[Given records — start]

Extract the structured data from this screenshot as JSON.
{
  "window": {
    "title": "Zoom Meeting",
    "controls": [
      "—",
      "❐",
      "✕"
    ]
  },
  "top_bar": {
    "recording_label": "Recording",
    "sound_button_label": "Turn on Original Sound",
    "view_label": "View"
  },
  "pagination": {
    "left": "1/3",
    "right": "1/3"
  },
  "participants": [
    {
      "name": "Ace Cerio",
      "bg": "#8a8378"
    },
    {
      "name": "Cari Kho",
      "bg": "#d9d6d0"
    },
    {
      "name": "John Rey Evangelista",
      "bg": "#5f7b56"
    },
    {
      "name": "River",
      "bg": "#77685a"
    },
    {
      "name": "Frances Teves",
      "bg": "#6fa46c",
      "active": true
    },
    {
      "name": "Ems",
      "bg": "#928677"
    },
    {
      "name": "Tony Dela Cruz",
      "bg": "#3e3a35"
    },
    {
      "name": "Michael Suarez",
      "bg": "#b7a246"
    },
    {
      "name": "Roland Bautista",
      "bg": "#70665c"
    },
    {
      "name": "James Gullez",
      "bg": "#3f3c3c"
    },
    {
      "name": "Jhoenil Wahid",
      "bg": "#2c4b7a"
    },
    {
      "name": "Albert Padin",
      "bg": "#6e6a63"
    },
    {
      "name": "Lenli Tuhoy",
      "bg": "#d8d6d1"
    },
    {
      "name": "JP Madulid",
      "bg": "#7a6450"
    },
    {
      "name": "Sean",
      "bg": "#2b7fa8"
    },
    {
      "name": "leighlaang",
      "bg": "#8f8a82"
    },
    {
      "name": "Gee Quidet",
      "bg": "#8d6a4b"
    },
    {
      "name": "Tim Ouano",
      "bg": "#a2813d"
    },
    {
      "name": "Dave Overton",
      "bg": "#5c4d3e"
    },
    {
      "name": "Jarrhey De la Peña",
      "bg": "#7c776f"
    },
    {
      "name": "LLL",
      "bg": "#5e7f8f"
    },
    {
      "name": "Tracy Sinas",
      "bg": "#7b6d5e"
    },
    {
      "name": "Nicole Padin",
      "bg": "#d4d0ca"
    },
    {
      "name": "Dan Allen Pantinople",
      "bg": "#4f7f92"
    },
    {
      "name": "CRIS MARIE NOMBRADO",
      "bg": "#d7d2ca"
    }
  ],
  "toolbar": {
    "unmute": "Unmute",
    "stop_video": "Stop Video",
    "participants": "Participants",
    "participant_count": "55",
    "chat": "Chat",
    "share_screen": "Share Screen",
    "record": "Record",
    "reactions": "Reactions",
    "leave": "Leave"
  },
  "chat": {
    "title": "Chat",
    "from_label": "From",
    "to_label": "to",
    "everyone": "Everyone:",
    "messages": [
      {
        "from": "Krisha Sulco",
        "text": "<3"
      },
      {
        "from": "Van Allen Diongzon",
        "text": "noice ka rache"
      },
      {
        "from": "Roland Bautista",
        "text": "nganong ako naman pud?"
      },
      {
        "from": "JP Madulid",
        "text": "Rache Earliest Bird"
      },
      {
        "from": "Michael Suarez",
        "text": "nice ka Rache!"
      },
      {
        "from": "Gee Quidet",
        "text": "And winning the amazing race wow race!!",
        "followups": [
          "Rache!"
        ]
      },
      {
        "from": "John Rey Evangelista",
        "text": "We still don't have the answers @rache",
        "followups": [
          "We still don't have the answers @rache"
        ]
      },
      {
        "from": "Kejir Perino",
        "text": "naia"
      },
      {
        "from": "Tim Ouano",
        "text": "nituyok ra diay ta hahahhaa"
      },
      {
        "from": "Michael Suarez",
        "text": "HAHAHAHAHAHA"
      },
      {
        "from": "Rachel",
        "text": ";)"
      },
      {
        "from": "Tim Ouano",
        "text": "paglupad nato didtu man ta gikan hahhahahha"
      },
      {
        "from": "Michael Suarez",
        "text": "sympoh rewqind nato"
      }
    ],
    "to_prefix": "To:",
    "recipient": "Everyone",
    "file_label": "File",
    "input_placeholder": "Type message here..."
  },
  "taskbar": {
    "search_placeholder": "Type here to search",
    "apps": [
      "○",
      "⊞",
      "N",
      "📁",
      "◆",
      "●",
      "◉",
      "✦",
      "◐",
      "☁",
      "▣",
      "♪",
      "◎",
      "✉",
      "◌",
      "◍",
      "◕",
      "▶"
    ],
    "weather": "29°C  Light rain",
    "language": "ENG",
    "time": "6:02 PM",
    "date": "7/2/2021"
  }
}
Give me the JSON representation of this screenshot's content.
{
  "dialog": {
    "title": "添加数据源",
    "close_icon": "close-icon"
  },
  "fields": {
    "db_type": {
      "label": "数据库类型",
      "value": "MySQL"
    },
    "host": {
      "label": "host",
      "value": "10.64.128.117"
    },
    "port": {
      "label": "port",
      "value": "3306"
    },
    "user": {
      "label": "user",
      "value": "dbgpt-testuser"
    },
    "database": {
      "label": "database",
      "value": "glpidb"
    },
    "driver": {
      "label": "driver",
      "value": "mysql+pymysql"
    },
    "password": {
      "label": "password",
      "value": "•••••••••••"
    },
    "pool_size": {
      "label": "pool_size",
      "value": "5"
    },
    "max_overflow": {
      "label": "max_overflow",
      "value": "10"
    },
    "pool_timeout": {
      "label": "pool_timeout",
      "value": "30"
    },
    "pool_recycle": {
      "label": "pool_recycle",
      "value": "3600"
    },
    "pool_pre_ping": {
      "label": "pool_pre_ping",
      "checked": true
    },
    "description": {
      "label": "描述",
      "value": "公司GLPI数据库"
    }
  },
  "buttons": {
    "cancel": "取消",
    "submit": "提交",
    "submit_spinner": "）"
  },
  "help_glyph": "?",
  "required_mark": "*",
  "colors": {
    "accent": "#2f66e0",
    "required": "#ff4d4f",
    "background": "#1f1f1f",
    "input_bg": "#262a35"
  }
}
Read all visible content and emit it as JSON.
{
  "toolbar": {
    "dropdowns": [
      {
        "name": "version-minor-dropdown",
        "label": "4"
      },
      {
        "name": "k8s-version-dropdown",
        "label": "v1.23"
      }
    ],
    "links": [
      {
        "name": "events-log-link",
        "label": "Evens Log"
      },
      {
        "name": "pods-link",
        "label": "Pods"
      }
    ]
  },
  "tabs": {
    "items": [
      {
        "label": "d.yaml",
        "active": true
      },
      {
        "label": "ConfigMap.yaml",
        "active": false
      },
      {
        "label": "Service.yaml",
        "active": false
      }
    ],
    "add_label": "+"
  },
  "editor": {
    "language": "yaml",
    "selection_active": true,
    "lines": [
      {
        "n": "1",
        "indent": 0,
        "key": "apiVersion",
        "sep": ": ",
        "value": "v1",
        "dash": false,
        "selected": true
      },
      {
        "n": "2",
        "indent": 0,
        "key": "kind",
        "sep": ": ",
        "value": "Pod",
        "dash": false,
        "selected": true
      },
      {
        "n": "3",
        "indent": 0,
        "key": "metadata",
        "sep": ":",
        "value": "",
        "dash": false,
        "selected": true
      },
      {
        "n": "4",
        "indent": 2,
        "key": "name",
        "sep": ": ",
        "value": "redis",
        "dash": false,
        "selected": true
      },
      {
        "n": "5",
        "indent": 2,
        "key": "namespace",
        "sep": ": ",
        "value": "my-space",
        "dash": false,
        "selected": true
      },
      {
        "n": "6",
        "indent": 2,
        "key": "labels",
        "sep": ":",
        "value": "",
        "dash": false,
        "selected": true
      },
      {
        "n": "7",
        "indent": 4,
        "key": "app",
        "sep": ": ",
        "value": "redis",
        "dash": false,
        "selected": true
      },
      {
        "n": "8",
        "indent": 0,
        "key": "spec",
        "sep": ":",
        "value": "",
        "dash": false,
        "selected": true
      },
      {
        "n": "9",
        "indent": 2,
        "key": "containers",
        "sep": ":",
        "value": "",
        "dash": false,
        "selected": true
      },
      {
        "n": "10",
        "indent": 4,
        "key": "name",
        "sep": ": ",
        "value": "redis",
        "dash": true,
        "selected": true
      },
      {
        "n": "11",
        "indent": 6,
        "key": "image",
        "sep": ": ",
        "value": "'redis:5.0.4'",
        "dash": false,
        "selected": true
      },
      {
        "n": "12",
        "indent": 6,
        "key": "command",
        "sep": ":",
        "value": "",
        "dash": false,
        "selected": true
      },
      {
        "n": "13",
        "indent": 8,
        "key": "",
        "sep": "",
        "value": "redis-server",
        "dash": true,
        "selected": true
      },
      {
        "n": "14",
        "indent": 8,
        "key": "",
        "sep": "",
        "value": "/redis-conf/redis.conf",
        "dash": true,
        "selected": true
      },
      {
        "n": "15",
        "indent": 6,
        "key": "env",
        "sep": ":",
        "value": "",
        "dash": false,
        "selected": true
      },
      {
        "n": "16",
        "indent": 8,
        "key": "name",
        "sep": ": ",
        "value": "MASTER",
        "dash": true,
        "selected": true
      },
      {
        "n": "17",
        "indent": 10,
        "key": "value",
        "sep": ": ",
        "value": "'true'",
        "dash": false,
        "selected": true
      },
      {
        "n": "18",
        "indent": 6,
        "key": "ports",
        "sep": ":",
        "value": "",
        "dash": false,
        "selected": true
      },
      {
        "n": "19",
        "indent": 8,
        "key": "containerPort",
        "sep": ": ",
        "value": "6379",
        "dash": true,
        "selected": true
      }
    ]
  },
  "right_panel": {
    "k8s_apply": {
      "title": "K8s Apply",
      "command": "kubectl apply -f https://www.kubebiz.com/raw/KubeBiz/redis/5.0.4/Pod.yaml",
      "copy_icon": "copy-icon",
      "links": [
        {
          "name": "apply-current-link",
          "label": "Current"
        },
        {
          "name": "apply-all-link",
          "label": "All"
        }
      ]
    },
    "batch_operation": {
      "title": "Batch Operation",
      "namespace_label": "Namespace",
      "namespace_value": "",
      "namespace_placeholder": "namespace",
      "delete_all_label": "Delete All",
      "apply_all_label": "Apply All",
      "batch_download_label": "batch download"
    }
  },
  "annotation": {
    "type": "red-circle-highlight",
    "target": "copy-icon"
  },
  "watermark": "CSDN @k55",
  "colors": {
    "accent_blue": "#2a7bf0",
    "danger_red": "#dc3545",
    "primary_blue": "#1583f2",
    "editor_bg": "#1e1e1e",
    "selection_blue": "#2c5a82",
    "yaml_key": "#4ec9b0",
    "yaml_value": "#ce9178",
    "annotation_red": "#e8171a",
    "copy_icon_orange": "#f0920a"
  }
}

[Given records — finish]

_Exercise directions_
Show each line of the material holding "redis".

_Result of this exercise_
        "value": "redis",
        "value": "redis",
        "value": "redis",
        "value": "'redis:5.0.4'",
        "value": "redis-server",
        "value": "/redis-conf/redis.conf",
      "command": "kubectl apply -f https://www.kubebiz.com/raw/KubeBiz/redis/5.0.4/Pod.yaml",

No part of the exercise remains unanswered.